With these newfound skills, go forth and explore the world of Unity GameObjects with confidence. Increase your efficiency, reduce errors and bring your development to the next level. Remember, never stop learning and growing as a Unity developer. Happy coding!
Bonus Tips (if available)
If you're looking for more ways to optimize your Unity projects, here are a few bonus tips:
- Use object pooling: Object pooling is a technique where you reuse objects instead of creating and destroying them repeatedly. This can improve performance, especially for frequently accessed or dynamically instantiated objects.
- Optimize your shaders: Shaders are responsible for rendering the visuals in your game. They can be a major performance bottleneck if not properly optimized. Try to minimize instructions and texture lookups, and avoid complex functions like reflections and refractions.
- Limit real-time lighting: Real-time lighting calculations are expensive, and can slow down your game. If possible, use baked lighting instead.
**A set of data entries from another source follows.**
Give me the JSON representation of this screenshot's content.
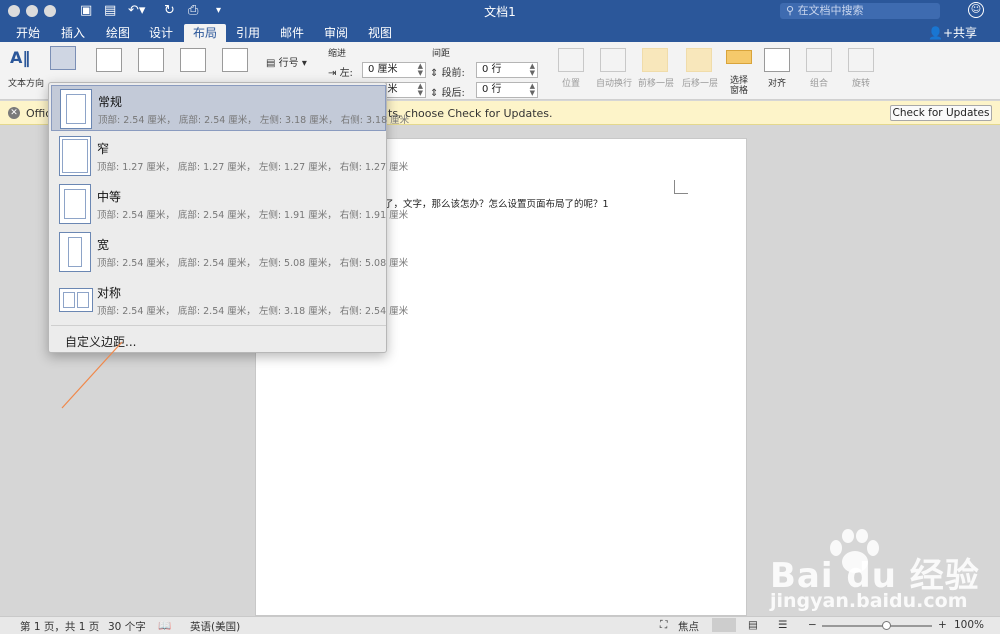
{
  "window": {
    "title": "文档1",
    "search_placeholder": "在文档中搜索",
    "share_label": "共享"
  },
  "tabs": [
    "开始",
    "插入",
    "绘图",
    "设计",
    "布局",
    "引用",
    "邮件",
    "审阅",
    "视图"
  ],
  "active_tab": "布局",
  "ribbon": {
    "text_direction": "文本方向",
    "line_numbers": "行号",
    "indent_title": "缩进",
    "spacing_title": "间距",
    "indent_left_label": "左:",
    "indent_left_value": "0 厘米",
    "indent_right_value": "0 厘米",
    "spacing_before_label": "段前:",
    "spacing_before_value": "0 行",
    "spacing_after_label": "段后:",
    "spacing_after_value": "0 行",
    "arrange": [
      "位置",
      "自动换行",
      "前移一层",
      "后移一层"
    ],
    "selection_pane": [
      "选择",
      "窗格"
    ],
    "align": "对齐",
    "group": "组合",
    "rotate": "旋转"
  },
  "infobar": {
    "text_left": "Offic",
    "text_right": "ts, choose Check for Updates.",
    "button": "Check for Updates"
  },
  "document": {
    "line_text": "了，文字，那么该怎办？怎么设置页面布局了的呢？1"
  },
  "margins_menu": {
    "items": [
      {
        "name": "常规",
        "desc": "顶部: 2.54 厘米， 底部: 2.54 厘米， 左侧: 3.18 厘米， 右侧: 3.18 厘米",
        "selected": true
      },
      {
        "name": "窄",
        "desc": "顶部: 1.27 厘米， 底部: 1.27 厘米， 左侧: 1.27 厘米， 右侧: 1.27 厘米",
        "selected": false
      },
      {
        "name": "中等",
        "desc": "顶部: 2.54 厘米， 底部: 2.54 厘米， 左侧: 1.91 厘米， 右侧: 1.91 厘米",
        "selected": false
      },
      {
        "name": "宽",
        "desc": "顶部: 2.54 厘米， 底部: 2.54 厘米， 左侧: 5.08 厘米， 右侧: 5.08 厘米",
        "selected": false
      },
      {
        "name": "对称",
        "desc": "顶部: 2.54 厘米， 底部: 2.54 厘米， 左侧: 3.18 厘米， 右侧: 2.54 厘米",
        "selected": false
      }
    ],
    "custom": "自定义边距..."
  },
  "statusbar": {
    "page": "第 1 页，共 1 页",
    "words": "30 个字",
    "language": "英语(美国)",
    "focus": "焦点",
    "zoom": "100%"
  },
  "watermark": {
    "logo": "Bai du 经验",
    "url": "jingyan.baidu.com"
  },
  "colors": {
    "brand": "#2b579a",
    "infobar": "#fdf4c9",
    "selected_item": "#c3cad8"
  }
}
If you need real-time lighting, consider using a limited number of light sources or reducing their intensity.
- Use LODs: Level of detail (LOD) is a technique where you use simplified meshes for distant objects to reduce the number of polygons being rendered. This can improve performance, especially for large and complex scenes.
By incorporating these techniques into your Unity projects, you can ensure that your games run smoothly and efficiently, even on low-end hardware. So go ahead and experiment with these tips, and see how much of a difference they can make!
Frequently Asked Questions (if available)
Q: Why do I need to find inactive GameObjects?
A: Inactive GameObjects consume memory and processing power, which can slow down your game. Finding inactive GameObjects allows you to disable, destroy, or otherwise modify them to ensure your game runs as smoothly as possible.
Q: Is it difficult to find inactive GameObjects?
A: It can be challenging to find inactive GameObjects, especially in more complex games with many objects. However, with the right tools and techniques, it is possible to locate these objects quickly and efficiently.
Q: Can't I just manually search through my game objects to find the inactive ones?
A: While it is possible to manually search through your game objects to find inactive ones, this method is time-consuming and inefficient, especially in large games. Using code to search for inactive GameObjects is much faster and can save you a lot of time and hassle.
Q: Do I need to be an experienced Unity developer to find inactive GameObjects using code?
A: While it helps to have some experience with Unity and coding, finding inactive GameObjects is a relatively simple task that even beginners can learn how to do. By following the code examples provided in this article and experimenting with these techniques, you can quickly get the hang of it.
Q: What are some other benefits of finding inactive GameObjects?
A: In addition to improving game performance, finding inactive GameObjects can also help you identify potential issues in your game code or design. It can also help you optimize your game for different platforms or devices, which can make a big difference in user experience.